Binary size is something we should always keep an eye on! How big is your solution? You can check that using the size command on the "release" binary:

$ arm-none-eabi-size target/thumbv7em-none-eabihf/*/led-roulette
   text    data     bss     dec     hex filename
   11484    108       0   11592    2d48 target/thumbv7em-none-eabihf/debug/led-roulette
   560        0       0     560     230 target/thumbv7em-none-eabihf/release/led-roulette

NOTE The Cargo project is already configured to build the release binary using LTO.

Know how to read this output? The text section contains the program instructions. It's around five hundred bytes in my case. On the other hand, the data and bss sections contain variables statically allocated in RAM (static variables). I'm not using any so the sizes of these sections are zero.
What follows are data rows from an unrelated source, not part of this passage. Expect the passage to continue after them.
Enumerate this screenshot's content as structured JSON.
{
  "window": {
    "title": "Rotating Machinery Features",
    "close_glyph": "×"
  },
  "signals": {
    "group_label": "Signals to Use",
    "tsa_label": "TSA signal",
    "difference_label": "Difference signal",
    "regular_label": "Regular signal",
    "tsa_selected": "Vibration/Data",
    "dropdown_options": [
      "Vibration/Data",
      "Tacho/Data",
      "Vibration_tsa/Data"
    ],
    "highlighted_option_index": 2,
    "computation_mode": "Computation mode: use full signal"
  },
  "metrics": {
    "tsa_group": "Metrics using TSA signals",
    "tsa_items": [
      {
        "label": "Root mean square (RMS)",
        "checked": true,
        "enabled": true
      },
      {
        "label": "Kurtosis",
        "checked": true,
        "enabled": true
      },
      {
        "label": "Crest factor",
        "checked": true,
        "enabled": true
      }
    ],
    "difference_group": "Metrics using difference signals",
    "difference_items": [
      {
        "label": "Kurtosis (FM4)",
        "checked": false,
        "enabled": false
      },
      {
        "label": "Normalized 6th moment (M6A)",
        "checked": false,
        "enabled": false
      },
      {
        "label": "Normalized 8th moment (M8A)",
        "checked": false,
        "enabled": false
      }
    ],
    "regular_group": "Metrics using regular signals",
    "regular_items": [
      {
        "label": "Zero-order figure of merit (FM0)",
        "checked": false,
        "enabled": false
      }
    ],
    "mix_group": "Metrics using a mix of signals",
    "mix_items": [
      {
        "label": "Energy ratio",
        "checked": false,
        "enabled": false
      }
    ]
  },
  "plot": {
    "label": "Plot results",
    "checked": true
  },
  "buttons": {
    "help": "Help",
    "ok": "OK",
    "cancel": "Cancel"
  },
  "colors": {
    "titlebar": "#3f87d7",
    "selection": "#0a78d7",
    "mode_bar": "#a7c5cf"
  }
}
One final thing! We have been running our programs from within GDB but our programs don't depend on GDB at all. You can confirm this be closing both GDB and OpenOCD and then resetting the board by pressing the black button on the board. The LED roulette application will run without intervention of GDB.